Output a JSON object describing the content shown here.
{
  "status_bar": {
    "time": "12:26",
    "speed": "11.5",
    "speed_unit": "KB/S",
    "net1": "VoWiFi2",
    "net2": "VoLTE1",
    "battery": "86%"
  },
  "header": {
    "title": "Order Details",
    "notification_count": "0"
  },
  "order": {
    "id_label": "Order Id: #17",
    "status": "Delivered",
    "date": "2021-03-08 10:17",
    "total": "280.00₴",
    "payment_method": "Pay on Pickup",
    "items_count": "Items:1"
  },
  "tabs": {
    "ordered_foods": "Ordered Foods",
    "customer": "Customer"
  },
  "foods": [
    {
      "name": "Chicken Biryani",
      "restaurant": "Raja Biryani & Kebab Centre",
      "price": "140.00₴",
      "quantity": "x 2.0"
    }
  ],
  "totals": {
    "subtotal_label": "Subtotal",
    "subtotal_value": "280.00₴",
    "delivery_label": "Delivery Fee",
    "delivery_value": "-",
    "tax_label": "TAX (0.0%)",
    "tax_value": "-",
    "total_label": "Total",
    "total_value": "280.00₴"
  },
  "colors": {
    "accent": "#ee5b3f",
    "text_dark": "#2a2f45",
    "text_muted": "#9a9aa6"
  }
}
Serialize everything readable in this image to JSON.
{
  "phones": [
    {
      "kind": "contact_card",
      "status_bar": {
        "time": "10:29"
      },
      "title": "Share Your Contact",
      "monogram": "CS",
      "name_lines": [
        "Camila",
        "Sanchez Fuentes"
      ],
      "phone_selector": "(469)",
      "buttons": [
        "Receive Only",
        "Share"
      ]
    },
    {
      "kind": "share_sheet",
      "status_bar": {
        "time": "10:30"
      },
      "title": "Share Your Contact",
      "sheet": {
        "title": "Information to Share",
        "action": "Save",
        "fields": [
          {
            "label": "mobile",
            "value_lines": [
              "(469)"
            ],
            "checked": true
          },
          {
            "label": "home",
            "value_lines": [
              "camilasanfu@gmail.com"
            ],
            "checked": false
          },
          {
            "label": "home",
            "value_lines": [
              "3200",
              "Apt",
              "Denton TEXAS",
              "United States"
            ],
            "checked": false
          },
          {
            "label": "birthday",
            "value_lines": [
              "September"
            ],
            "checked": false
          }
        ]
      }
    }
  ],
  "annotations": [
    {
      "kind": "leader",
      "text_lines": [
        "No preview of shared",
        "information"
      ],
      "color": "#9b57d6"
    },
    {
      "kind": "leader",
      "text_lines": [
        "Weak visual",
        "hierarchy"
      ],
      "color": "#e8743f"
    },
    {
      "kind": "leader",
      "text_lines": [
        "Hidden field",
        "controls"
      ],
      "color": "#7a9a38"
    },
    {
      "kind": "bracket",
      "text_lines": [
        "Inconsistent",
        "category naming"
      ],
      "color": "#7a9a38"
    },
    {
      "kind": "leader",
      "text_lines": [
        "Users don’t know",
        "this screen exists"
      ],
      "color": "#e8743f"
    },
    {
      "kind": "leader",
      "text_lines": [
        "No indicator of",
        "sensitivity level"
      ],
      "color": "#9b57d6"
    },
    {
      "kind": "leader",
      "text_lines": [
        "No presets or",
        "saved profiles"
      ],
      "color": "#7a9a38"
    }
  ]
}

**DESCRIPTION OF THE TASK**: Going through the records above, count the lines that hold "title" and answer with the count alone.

**SOLVED EXERCISE**: 4